### Raw data
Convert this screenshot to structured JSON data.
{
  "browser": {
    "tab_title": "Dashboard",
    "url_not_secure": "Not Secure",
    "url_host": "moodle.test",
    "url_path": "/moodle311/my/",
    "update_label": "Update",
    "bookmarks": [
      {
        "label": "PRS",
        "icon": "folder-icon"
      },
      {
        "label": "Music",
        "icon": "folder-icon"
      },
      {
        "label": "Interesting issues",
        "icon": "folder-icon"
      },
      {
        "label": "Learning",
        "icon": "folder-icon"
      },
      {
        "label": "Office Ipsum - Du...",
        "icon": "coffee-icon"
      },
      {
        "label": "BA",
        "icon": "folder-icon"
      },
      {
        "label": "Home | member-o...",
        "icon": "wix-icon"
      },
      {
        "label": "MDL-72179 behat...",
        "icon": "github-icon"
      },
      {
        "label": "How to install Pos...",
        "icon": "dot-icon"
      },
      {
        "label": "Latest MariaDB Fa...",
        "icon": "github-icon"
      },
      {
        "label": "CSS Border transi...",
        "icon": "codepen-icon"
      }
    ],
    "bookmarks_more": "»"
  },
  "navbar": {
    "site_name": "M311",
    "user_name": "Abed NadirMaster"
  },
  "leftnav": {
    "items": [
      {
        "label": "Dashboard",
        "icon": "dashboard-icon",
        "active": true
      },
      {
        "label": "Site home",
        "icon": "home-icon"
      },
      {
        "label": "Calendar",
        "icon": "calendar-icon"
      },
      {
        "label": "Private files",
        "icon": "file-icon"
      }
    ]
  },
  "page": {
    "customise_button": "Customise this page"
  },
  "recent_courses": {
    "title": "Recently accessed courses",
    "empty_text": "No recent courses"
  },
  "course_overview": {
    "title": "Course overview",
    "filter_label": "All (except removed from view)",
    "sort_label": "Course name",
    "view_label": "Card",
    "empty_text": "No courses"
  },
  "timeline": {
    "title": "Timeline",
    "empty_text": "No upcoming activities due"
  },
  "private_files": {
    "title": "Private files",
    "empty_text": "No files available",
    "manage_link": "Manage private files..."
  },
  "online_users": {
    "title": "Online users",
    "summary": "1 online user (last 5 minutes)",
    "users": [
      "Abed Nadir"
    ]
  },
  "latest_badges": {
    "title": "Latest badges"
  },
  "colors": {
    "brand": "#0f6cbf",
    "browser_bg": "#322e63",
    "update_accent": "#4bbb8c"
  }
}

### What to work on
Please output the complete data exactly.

### Reply to the exercise
Convert this screenshot to structured JSON data.
{
  "browser": {
    "tab_title": "Dashboard",
    "url_not_secure": "Not Secure",
    "url_host": "moodle.test",
    "url_path": "/moodle311/my/",
    "update_label": "Update",
    "bookmarks": [
      {
        "label": "PRS",
        "icon": "folder-icon"
      },
      {
        "label": "Music",
        "icon": "folder-icon"
      },
      {
        "label": "Interesting issues",
        "icon": "folder-icon"
      },
      {
        "label": "Learning",
        "icon": "folder-icon"
      },
      {
        "label": "Office Ipsum - Du...",
        "icon": "coffee-icon"
      },
      {
        "label": "BA",
        "icon": "folder-icon"
      },
      {
        "label": "Home | member-o...",
        "icon": "wix-icon"
      },
      {
        "label": "MDL-72179 behat...",
        "icon": "github-icon"
      },
      {
        "label": "How to install Pos...",
        "icon": "dot-icon"
      },
      {
        "label": "Latest MariaDB Fa...",
        "icon": "github-icon"
      },
      {
        "label": "CSS Border transi...",
        "icon": "codepen-icon"
      }
    ],
    "bookmarks_more": "»"
  },
  "navbar": {
    "site_name": "M311",
    "user_name": "Abed NadirMaster"
  },
  "leftnav": {
    "items": [
      {
        "label": "Dashboard",
        "icon": "dashboard-icon",
        "active": true
      },
      {
        "label": "Site home",
        "icon": "home-icon"
      },
      {
        "label": "Calendar",
        "icon": "calendar-icon"
      },
      {
        "label": "Private files",
        "icon": "file-icon"
      }
    ]
  },
  "page": {
    "customise_button": "Customise this page"
  },
  "recent_courses": {
    "title": "Recently accessed courses",
    "empty_text": "No recent courses"
  },
  "course_overview": {
    "title": "Course overview",
    "filter_label": "All (except removed from view)",
    "sort_label": "Course name",
    "view_label": "Card",
    "empty_text": "No courses"
  },
  "timeline": {
    "title": "Timeline",
    "empty_text": "No upcoming activities due"
  },
  "private_files": {
    "title": "Private files",
    "empty_text": "No files available",
    "manage_link": "Manage private files..."
  },
  "online_users": {
    "title": "Online users",
    "summary": "1 online user (last 5 minutes)",
    "users": [
      "Abed Nadir"
    ]
  },
  "latest_badges": {
    "title": "Latest badges"
  },
  "colors": {
    "brand": "#0f6cbf",
    "browser_bg": "#322e63",
    "update_accent": "#4bbb8c"
  }
}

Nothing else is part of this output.